The first production-conforming Nextant Aerospace 400XT is making its public debut on the EBACE static display, just days after the type’s Williams FJ44-3AP engines received U.S. FAA technical standard order (TSO) approval.
With this approval out of the way, supplemental type certification (STC) for the 400XT is expected next month, Nextant president James Miller said yesterday at an EBACE press conference. FAA officials are expected to wrap up their flight tests by early next week, and function and reliability testing is planned to be completed by June 15, paving the way for STC approval by June 30.
The 400XT is a remanufactured Beechjet 400A/Hawker 400XP with the FJ44-3AP engines, Rockwell Collins Pro Line 21 integrated avionics and a zero-timed airframe complete with new paint and interior. During the remanufacturing process, the aircraft undergoes A through D checks and is brought up to compliance with the latest service bulletins and airworthiness directives. In addition, all primary wiring harnesses are replaced and life-limited parts are swapped out with new or zero-timed components.
Aerodynamics refinements are also included in the upgrades. This includes a redesigned pylon, streamlined engine cowling and a one-piece milled engine mount/beam, the latter of which reduces parts count by 100. The horizontal stabilizer has also been tweaked on the 400XT. After the conversion, the aircraft is 88 percent new, Miller said. Because of this, almost 90 percent of the aircraft’s $3.795 million cost is eligible for 100-percent bonus depreciation this year in the U.S.
According to Nextant, the aerodynamic improvements greatly reduce drag and the Williams engines increases fuel specifics by 32 percent, allowing for a 2,005-nm range–about 700 nm more than a base airplane. Winglets, which could be offered as an option in the near future, would increase range by a further 2 to 8 percent.
Besides the winglets, further improvements could include replacing the air-cycle machine and Freon air conditioner with a more efficient unit, which would enhance ground cooling and expand the available baggage space. Also, Miller said a three-place divan is in the works.
Dubbed by Nextant as 400XT production number one, the twinjet displayed here at EBACE sports a newly designed paint scheme intended for retail customers. This aircraft is also outfitted with the 400XT’s standard Collins Venue in-flight entertainment system and the optional Aircell Axxess Iridium satcom system. It flew from Nextant’s base at Cleveland Cuyahoga Airport to Geneva with just two fuel stops along the way–Goose Bay, Canada, and Keflavik, Iceland.
Nextant vice president of sales and marketing Jay Heublein told AIN that this particular 400XT is for sale, making it one of the three remaining slots for 2011 delivery. After the show, it will be used for several demonstration flights in Europe before it heads back home to the U.S., where it will also be used for demo flights.

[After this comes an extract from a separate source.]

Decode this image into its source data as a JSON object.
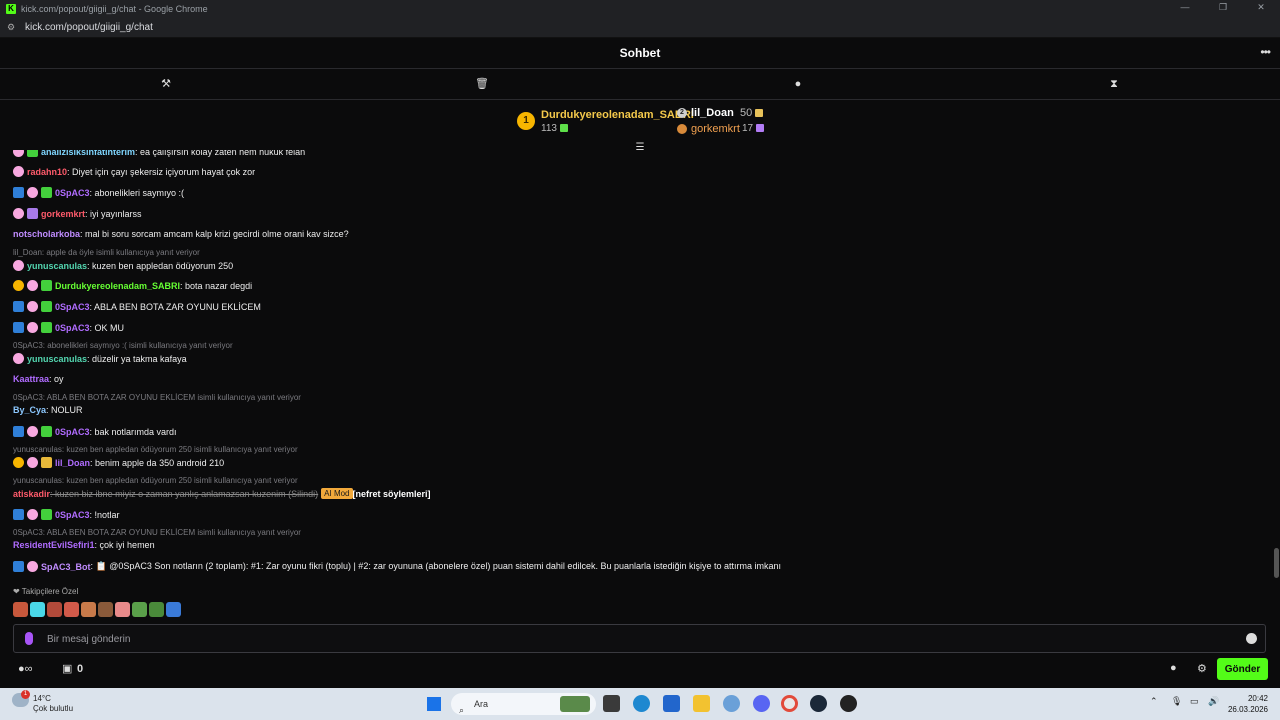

The Cleveland-based company currently has four other aircraft undergoing remanufacturing and expects to deliver eleven 400XTs in total this year. First delivery is slated to occur in July. Within three years, the delivery rate is expected to rise to 48 annually.
Last month, Nextant announced that CAE will be the exclusive training provider for the 400XT. CAE is currently building a dedicated Nextant 400XT level-D simulator.
Meanwhile, Nextant is eyeing about a half-dozen aircraft types that would make good candidates for remanufacturing. According to Miller, the qualifications for remanufacturing include aircraft with a large production run, reliable structure that requires few modifications, outdated systems and powerplants and available undervalued pre-owned units. However, he wouldn’t identify the specific types that Nextant is considering.